• **Task description**
What number of lines in the data below contain the string "JSON"? Answer with that number alone.

• **Data provided**
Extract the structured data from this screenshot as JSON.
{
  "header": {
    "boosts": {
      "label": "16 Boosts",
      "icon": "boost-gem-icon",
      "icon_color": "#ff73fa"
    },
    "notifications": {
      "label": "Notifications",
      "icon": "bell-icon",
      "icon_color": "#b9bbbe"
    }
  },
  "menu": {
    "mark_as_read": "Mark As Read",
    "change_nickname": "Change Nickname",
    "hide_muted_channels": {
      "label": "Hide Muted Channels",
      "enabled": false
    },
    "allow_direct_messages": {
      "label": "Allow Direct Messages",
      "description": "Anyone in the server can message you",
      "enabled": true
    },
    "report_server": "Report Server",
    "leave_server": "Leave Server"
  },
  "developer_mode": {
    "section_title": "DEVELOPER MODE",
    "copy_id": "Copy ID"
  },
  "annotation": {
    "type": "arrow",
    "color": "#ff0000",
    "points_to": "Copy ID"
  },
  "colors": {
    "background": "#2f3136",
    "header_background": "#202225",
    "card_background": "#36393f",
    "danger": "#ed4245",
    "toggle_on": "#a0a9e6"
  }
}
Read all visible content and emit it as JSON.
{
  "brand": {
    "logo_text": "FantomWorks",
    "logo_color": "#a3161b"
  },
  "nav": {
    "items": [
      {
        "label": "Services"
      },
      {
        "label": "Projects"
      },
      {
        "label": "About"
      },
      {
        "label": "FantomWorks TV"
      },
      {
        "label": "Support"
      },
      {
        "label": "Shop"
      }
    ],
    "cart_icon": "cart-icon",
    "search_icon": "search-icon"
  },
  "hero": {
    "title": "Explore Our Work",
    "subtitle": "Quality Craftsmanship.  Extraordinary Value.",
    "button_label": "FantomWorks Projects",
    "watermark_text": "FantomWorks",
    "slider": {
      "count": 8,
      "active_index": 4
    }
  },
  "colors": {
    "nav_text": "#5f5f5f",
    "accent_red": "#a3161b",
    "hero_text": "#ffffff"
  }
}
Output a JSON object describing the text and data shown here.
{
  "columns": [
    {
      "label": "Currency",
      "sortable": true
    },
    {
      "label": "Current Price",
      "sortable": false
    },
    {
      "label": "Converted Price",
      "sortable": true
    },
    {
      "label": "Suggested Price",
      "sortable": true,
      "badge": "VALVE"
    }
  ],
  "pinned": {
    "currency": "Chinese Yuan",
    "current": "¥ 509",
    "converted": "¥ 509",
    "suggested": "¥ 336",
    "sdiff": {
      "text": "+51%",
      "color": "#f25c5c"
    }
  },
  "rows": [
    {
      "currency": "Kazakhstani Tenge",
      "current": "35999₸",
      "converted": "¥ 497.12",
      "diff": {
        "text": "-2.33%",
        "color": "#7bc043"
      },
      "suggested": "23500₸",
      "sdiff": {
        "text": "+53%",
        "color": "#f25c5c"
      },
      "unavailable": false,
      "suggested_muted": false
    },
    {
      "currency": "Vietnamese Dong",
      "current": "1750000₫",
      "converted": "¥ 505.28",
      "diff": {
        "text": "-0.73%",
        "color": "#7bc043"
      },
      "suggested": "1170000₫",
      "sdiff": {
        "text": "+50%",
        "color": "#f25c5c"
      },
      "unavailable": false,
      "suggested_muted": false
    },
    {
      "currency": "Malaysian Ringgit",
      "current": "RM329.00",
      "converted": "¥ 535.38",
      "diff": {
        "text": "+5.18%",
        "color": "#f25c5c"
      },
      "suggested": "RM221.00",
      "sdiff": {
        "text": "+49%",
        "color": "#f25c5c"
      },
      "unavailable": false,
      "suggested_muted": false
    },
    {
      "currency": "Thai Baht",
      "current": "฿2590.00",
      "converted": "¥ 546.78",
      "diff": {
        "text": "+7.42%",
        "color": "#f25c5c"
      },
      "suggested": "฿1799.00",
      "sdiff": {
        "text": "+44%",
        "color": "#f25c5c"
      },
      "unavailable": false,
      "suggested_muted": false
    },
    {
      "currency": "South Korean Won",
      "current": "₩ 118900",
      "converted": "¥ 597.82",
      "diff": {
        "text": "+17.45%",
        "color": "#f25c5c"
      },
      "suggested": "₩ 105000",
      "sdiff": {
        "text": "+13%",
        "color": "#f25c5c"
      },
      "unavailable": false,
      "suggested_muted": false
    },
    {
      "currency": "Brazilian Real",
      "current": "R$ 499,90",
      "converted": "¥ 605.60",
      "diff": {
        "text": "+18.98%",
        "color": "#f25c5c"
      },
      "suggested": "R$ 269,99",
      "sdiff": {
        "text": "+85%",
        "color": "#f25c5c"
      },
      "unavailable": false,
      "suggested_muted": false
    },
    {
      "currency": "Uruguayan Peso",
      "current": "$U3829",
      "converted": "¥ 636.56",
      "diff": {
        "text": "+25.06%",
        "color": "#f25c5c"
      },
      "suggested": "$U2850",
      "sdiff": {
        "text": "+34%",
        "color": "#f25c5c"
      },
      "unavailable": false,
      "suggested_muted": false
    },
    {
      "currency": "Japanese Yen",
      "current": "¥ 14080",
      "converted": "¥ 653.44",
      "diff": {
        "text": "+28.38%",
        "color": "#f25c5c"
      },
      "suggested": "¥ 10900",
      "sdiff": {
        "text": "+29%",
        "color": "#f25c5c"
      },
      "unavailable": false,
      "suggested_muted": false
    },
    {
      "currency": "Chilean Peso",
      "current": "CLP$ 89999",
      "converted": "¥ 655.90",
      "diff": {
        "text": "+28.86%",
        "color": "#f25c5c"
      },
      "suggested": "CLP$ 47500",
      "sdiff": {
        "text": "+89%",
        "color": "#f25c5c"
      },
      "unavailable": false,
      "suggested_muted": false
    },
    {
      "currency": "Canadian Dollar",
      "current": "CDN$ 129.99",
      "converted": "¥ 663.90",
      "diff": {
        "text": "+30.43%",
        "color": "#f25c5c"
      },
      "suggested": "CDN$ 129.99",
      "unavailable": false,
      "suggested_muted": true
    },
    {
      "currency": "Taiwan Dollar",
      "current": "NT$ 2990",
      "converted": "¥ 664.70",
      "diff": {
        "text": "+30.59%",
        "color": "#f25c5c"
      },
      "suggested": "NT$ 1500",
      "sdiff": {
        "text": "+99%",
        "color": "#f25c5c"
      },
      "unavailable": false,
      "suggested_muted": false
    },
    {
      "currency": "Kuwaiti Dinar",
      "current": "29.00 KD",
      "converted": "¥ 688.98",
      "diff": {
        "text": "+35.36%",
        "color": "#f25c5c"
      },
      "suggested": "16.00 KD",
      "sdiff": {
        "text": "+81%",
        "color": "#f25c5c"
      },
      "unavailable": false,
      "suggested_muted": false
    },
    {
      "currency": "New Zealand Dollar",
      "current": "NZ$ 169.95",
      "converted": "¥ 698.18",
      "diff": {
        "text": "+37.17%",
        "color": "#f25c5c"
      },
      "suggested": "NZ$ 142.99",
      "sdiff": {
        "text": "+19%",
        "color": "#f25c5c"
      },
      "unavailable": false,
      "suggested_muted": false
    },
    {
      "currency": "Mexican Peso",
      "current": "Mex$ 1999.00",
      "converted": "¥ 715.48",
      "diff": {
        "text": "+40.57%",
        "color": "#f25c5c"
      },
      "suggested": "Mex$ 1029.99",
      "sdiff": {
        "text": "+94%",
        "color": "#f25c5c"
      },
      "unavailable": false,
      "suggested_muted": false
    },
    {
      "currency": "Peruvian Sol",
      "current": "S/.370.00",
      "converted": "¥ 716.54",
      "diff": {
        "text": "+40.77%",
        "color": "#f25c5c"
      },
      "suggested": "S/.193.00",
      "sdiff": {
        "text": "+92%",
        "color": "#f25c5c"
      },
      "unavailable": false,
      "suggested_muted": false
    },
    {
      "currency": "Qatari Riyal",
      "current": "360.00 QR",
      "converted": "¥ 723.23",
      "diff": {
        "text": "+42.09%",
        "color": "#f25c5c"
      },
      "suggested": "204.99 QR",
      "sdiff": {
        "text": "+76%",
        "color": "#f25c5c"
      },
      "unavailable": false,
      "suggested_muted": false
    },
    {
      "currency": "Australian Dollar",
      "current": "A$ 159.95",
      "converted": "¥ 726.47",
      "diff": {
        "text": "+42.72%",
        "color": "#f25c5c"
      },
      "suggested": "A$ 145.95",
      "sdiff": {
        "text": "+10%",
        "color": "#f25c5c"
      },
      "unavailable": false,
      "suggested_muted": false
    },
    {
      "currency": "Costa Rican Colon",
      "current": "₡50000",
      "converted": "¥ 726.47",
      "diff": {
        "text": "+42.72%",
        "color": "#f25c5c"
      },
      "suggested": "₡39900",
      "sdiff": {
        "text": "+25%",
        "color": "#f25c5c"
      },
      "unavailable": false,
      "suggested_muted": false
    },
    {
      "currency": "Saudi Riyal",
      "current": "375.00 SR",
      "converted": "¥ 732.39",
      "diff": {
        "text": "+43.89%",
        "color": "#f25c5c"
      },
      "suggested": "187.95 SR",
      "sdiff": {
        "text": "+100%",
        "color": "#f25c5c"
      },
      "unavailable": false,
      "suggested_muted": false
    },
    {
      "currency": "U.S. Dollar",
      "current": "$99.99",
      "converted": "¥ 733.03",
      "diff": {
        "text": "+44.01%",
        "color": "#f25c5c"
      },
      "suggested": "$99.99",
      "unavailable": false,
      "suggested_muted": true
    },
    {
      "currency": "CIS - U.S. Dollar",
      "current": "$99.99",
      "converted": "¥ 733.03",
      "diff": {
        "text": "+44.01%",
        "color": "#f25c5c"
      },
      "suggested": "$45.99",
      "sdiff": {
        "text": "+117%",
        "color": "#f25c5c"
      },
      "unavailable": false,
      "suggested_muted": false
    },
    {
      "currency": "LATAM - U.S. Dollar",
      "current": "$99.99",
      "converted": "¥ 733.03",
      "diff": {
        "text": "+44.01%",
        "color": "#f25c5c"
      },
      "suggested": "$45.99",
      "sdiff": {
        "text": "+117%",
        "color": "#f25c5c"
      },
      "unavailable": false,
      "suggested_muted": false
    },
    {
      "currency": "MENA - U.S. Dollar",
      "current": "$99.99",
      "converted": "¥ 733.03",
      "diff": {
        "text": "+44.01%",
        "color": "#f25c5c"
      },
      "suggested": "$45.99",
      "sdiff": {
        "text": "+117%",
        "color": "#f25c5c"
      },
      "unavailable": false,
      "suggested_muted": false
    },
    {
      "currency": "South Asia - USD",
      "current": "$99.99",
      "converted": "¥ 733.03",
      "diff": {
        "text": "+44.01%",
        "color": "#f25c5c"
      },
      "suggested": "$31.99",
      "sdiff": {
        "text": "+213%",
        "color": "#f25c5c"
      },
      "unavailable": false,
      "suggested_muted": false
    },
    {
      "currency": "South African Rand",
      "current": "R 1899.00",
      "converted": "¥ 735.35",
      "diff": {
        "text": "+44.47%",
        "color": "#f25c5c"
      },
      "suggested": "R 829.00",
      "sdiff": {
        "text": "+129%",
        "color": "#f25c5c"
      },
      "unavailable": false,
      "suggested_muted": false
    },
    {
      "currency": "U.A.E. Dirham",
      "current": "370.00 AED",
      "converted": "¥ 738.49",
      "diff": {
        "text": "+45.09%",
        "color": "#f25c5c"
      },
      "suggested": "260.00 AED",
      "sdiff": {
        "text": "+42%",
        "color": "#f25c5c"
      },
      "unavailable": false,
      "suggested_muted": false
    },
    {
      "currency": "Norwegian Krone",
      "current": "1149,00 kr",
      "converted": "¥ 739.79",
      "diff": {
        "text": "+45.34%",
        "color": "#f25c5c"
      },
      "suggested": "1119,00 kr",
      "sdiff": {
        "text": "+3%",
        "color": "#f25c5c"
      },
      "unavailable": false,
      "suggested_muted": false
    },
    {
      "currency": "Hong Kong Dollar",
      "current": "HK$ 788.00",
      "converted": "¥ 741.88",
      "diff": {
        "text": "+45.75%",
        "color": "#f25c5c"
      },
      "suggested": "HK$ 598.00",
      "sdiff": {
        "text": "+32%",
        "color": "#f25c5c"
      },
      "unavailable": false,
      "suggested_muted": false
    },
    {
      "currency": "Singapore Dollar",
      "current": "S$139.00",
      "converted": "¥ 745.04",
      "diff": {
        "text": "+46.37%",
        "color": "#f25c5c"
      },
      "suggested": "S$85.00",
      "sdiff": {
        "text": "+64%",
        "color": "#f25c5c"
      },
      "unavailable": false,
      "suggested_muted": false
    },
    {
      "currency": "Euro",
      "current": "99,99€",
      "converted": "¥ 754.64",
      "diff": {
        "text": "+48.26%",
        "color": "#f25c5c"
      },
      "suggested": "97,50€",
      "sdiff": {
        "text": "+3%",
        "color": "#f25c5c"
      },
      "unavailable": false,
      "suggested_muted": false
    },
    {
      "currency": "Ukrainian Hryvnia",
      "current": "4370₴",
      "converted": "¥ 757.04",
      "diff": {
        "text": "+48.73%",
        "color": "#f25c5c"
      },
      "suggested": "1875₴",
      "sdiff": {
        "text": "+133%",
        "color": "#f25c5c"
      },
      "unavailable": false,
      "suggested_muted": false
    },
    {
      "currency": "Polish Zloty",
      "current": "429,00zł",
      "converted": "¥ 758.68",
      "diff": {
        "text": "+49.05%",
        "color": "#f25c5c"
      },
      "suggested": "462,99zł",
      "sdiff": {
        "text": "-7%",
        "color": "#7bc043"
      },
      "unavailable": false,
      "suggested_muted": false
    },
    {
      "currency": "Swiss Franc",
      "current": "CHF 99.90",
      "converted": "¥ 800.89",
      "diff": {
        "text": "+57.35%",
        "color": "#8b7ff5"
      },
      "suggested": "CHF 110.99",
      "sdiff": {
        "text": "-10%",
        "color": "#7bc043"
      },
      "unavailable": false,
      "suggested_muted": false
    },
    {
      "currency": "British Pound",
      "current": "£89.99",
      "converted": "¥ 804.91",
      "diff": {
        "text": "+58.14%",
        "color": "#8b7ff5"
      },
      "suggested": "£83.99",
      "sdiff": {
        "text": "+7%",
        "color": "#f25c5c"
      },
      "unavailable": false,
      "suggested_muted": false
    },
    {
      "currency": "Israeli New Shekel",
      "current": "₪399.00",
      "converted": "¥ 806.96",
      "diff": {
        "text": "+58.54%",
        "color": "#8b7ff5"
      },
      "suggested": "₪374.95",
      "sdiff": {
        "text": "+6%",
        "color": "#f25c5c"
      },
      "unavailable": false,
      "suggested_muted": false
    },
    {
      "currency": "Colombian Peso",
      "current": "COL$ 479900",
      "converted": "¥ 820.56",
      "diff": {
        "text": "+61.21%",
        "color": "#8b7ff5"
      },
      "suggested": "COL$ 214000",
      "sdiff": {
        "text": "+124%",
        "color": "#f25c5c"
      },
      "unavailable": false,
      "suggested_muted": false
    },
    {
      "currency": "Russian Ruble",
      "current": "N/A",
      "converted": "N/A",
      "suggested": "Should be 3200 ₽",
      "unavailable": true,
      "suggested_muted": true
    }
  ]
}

• **Solution to this problem**
3